Here are some ideas to help make you a victor over change rather than a victim of change:
1. Set your wake-up time a half hour earlier tomorrow and keep the clock at that setting. Use the extra time to think about the best way to spend your day.
2. Memorize and repeat this motto: "Action TNT: Today, not Tomorrow." Handle each piece of incoming mail only once. Answer your e-mail either early in the morning or after working hours. Block out specific times to initiate phone calls, personally take incoming calls, and to meet people in person.
3. When people tell you their problems, give solution-oriented feedback. Rather than taking on the problem as your own assignment, first, ask what's the next step they plan to take, or what they would like to see happen.
4. Finish what you start. Concentrate all your energy and intensity without distraction on successfully completing your current major project.
5. Be constructively helpful instead of unhelpfully critical. Single out someone or something to praise instead of participating in group griping, grudge collecting or pity parties.
6. Limit your television viewing or Internet surfing to mostly educational or otherwise enlightening programs. Watch no more than one hour of television per day or night, unless there is a special program you have been anticipating. The Internet has also become a great procrastinator's hideout for tension-relieving instead of goal-achieving activities.
7. Make a list of five necessary but unpleasant projects you've been putting off, with a completion date for each project. Immediate action on unpleasant projects reduces stress and tension. It is very difficult to be active and depressed at the same time.
8. Seek out and converse with a successful role model and mentor. Learning from others' successes and setbacks will inevitably improve production of any kind. Truly listen; really find out how your role models do it right.
9. Understand that fear, as an acronym, is False Evidence Appearing Real, and that luck could mean Laboring Under Correct Knowledge. The more information you have on any subject - especially case histories - the less likely you'll be to put off your decisions.
10. Accept problems as inevitable offshoots of change and progress. With the ever more rapid pace of change in society and business, you'll be overwhelmed unless you view change as normal and learn to look for its positive aspects - such as new opportunities and improvements - rather than bemoan the negative.
There is actually no such thing as a "future" decision; there are only present decisions that will affect the future. Procrastinators wait for just the right moment to decide.
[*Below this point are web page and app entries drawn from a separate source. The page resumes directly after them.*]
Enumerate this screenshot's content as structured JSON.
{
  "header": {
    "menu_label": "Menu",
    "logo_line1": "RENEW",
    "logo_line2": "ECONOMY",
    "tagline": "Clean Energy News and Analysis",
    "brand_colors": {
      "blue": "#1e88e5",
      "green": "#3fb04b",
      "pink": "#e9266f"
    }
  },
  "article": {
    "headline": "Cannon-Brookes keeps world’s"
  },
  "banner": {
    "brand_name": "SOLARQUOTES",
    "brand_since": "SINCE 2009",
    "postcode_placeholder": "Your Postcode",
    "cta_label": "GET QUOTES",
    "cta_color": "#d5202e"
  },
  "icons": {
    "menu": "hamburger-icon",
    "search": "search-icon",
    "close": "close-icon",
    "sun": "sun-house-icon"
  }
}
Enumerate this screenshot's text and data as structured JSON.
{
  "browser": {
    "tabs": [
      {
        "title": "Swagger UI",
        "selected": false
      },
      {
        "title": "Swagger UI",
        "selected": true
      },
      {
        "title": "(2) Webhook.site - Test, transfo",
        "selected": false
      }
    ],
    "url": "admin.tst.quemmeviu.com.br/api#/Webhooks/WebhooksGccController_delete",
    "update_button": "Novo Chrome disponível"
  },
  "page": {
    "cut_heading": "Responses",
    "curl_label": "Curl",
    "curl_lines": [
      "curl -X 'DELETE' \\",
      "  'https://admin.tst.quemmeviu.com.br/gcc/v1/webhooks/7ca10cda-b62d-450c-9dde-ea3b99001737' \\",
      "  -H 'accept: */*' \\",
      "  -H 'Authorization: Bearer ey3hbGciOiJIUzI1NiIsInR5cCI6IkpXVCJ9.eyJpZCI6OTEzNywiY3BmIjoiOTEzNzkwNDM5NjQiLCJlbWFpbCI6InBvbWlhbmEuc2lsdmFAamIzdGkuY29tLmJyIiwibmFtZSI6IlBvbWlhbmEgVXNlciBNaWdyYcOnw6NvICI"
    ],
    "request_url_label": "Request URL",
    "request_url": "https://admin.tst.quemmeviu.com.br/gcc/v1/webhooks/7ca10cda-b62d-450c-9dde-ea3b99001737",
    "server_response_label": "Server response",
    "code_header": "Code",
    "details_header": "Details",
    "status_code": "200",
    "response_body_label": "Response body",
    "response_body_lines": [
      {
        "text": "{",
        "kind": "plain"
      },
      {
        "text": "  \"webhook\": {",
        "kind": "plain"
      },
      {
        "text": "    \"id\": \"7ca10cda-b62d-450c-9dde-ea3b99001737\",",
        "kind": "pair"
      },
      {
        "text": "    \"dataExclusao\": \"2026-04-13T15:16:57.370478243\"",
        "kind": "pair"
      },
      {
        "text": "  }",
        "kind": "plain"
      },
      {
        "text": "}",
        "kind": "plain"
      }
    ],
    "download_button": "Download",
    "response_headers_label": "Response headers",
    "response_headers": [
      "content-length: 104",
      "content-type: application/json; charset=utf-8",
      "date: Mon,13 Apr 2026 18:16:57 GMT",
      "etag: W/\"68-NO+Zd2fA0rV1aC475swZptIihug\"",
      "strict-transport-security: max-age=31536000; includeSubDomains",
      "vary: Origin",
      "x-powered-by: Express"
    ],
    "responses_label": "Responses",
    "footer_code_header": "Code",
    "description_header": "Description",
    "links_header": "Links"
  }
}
If you wait for the prefect moment, you become a security-seeker who is running in place, unwittingly digging yourself deeper into your rut. If you wait for every objection to be overcome, you'll attempt nothing. Make your personal motto: "Stop stewing and start doing!"
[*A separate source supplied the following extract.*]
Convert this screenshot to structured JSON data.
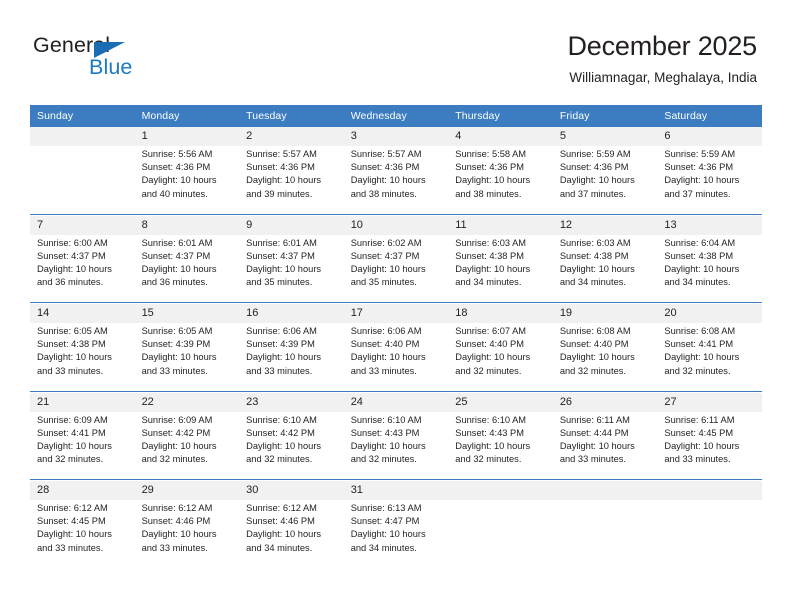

This week, get out of your comfort zone and go from procrastinating to proactivating!